— Assigned task —
Looking at the entries underneath, work out how many lines contain "name". Write only that number.

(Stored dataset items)
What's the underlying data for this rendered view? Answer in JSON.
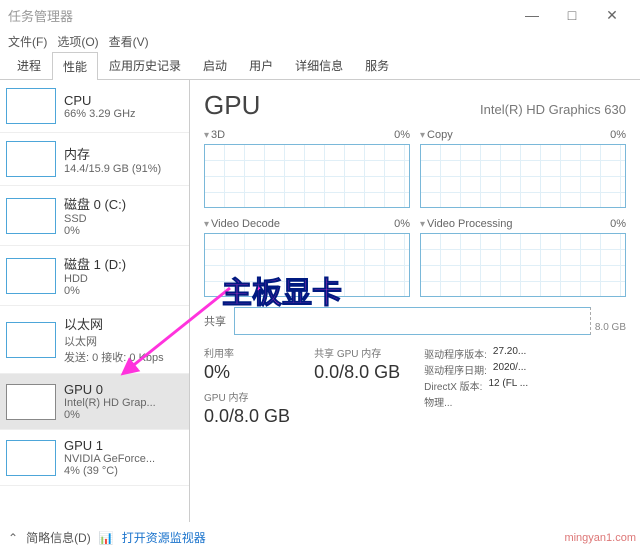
{
  "window": {
    "title": "任务管理器"
  },
  "menu": {
    "file": "文件(F)",
    "options": "选项(O)",
    "view": "查看(V)"
  },
  "winbtns": {
    "min": "—",
    "max": "□",
    "close": "✕"
  },
  "tabs": [
    "进程",
    "性能",
    "应用历史记录",
    "启动",
    "用户",
    "详细信息",
    "服务"
  ],
  "activeTab": 1,
  "side": {
    "items": [
      {
        "name": "CPU",
        "sub": "66% 3.29 GHz"
      },
      {
        "name": "内存",
        "sub": "14.4/15.9 GB (91%)"
      },
      {
        "name": "磁盘 0 (C:)",
        "sub": "SSD",
        "sub2": "0%"
      },
      {
        "name": "磁盘 1 (D:)",
        "sub": "HDD",
        "sub2": "0%"
      },
      {
        "name": "以太网",
        "sub": "以太网",
        "sub2": "发送: 0 接收: 0 Kbps"
      },
      {
        "name": "GPU 0",
        "sub": "Intel(R) HD Grap...",
        "sub2": "0%"
      },
      {
        "name": "GPU 1",
        "sub": "NVIDIA GeForce...",
        "sub2": "4% (39 °C)"
      }
    ],
    "selected": 5
  },
  "main": {
    "title": "GPU",
    "model": "Intel(R) HD Graphics 630",
    "charts": [
      {
        "name": "3D",
        "pct": "0%"
      },
      {
        "name": "Copy",
        "pct": "0%"
      },
      {
        "name": "Video Decode",
        "pct": "0%"
      },
      {
        "name": "Video Processing",
        "pct": "0%"
      }
    ],
    "shared": {
      "label": "共享",
      "max": "8.0 GB"
    },
    "stats": {
      "util_label": "利用率",
      "util": "0%",
      "shared_label": "共享 GPU 内存",
      "shared": "0.0/8.0 GB",
      "gpumem_label": "GPU 内存",
      "gpumem": "0.0/8.0 GB",
      "driver_ver_l": "驱动程序版本:",
      "driver_ver": "27.20...",
      "driver_date_l": "驱动程序日期:",
      "driver_date": "2020/...",
      "dx_l": "DirectX 版本:",
      "dx": "12 (FL ...",
      "phys_l": "物理...",
      "phys": ""
    }
  },
  "footer": {
    "arrow": "⌃",
    "brief": "简略信息(D)",
    "link": "打开资源监视器"
  },
  "overlay": {
    "text": "主板显卡"
  },
  "watermark": "mingyan1.com"
}
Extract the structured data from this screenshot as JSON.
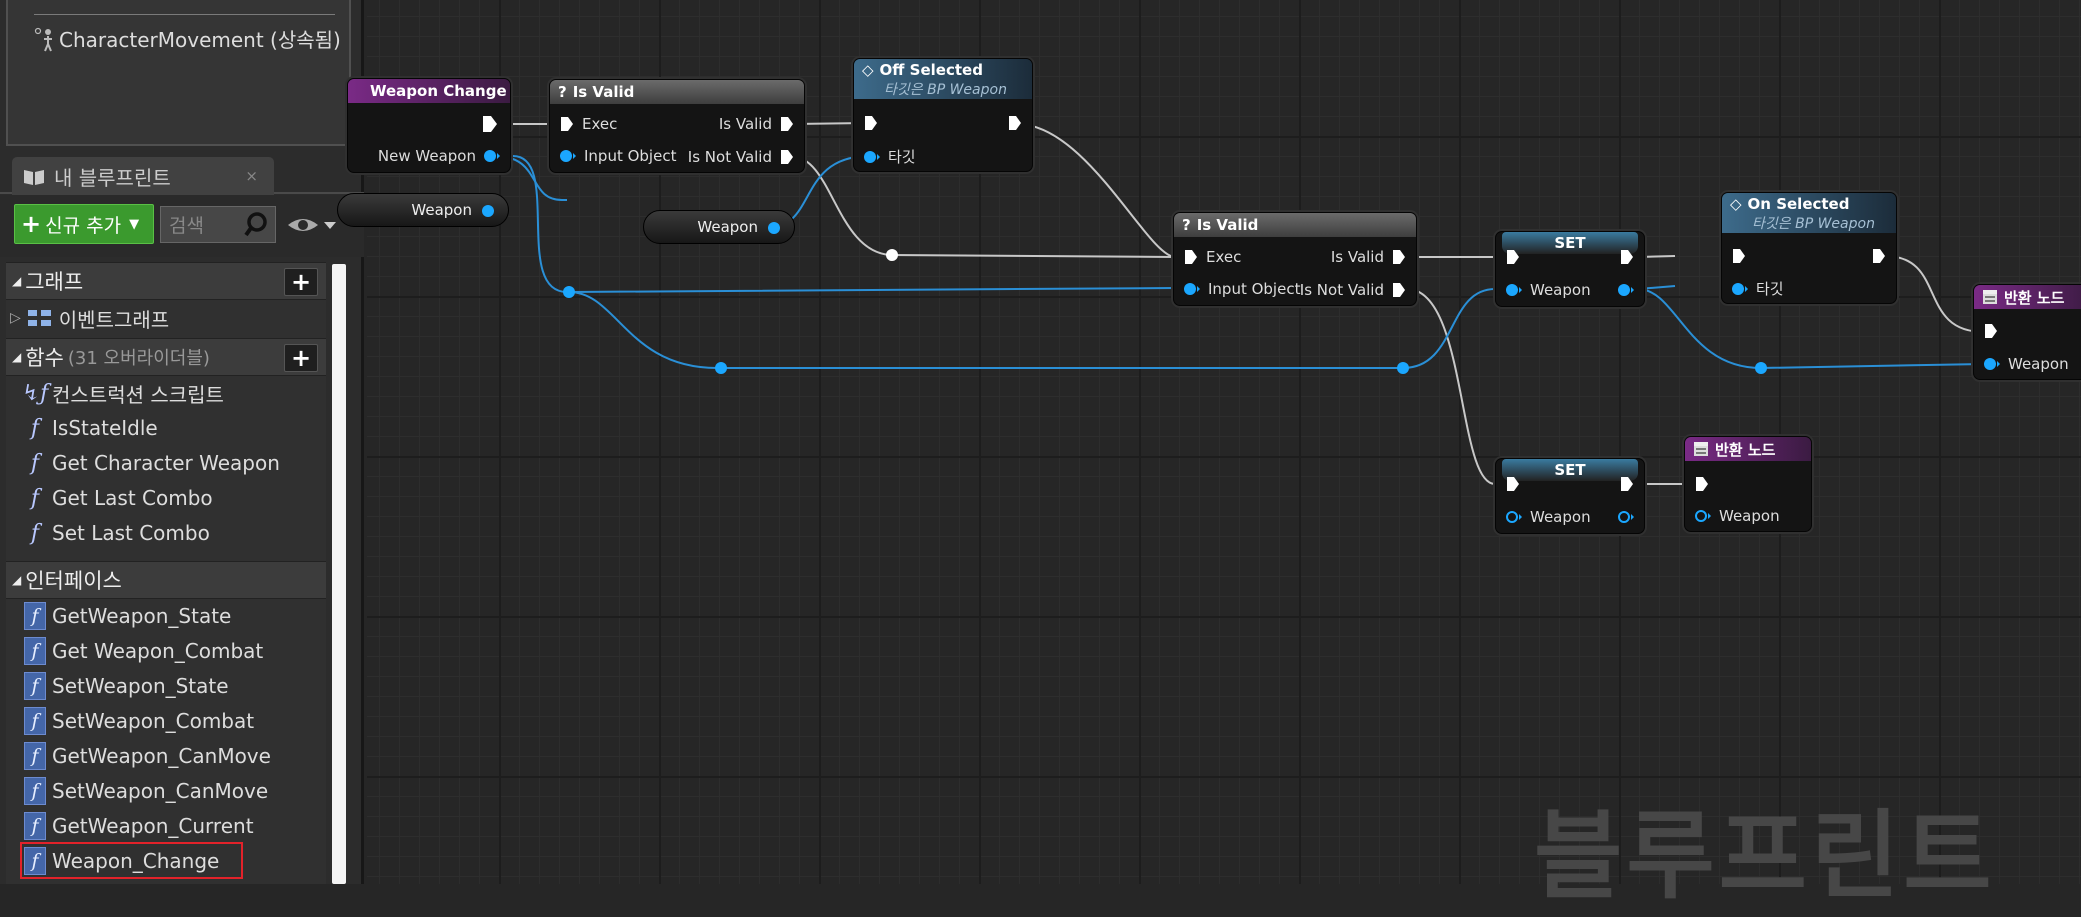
{
  "components": {
    "item": "CharacterMovement (상속됨)"
  },
  "my_blueprint": {
    "tab_label": "내 블루프린트",
    "close": "×",
    "add_new": "신규 추가",
    "search_placeholder": "검색",
    "sections": {
      "graph": "그래프",
      "event_graph": "이벤트그래프",
      "functions": "함수",
      "functions_override": "(31 오버라이더블)",
      "interfaces": "인터페이스"
    },
    "functions": [
      "컨스트럭션 스크립트",
      "IsStateIdle",
      "Get Character Weapon",
      "Get Last Combo",
      "Set Last Combo"
    ],
    "interfaces": [
      "GetWeapon_State",
      "Get Weapon_Combat",
      "SetWeapon_State",
      "SetWeapon_Combat",
      "GetWeapon_CanMove",
      "SetWeapon_CanMove",
      "GetWeapon_Current",
      "Weapon_Change"
    ],
    "selected": "Weapon_Change"
  },
  "graph": {
    "nodes": {
      "entry": {
        "title": "Weapon Change",
        "pin_new_weapon": "New Weapon"
      },
      "isvalid1": {
        "title": "Is Valid",
        "exec": "Exec",
        "input": "Input Object",
        "is_valid": "Is Valid",
        "not_valid": "Is Not Valid",
        "icon": "?"
      },
      "offsel": {
        "title": "Off Selected",
        "subtitle": "타깃은 BP Weapon",
        "target": "타깃"
      },
      "isvalid2": {
        "title": "Is Valid",
        "exec": "Exec",
        "input": "Input Object",
        "is_valid": "Is Valid",
        "not_valid": "Is Not Valid",
        "icon": "?"
      },
      "set1": {
        "title": "SET",
        "pin": "Weapon"
      },
      "onsel": {
        "title": "On Selected",
        "subtitle": "타깃은 BP Weapon",
        "target": "타깃"
      },
      "ret1": {
        "title": "반환 노드",
        "pin": "Weapon"
      },
      "set2": {
        "title": "SET",
        "pin": "Weapon"
      },
      "ret2": {
        "title": "반환 노드",
        "pin": "Weapon"
      }
    },
    "vars": {
      "weapon_a": "Weapon",
      "weapon_b": "Weapon"
    },
    "watermark": "블루프린트"
  },
  "colors": {
    "exec": "#ffffff",
    "object_pin": "#1ba7ff",
    "wire_object": "#2a8fd6",
    "wire_exec": "#c8c8c8",
    "add_button": "#3b9a2e",
    "selection": "#e2222a",
    "function_header": "#7a2a86"
  }
}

— Result for this task —
11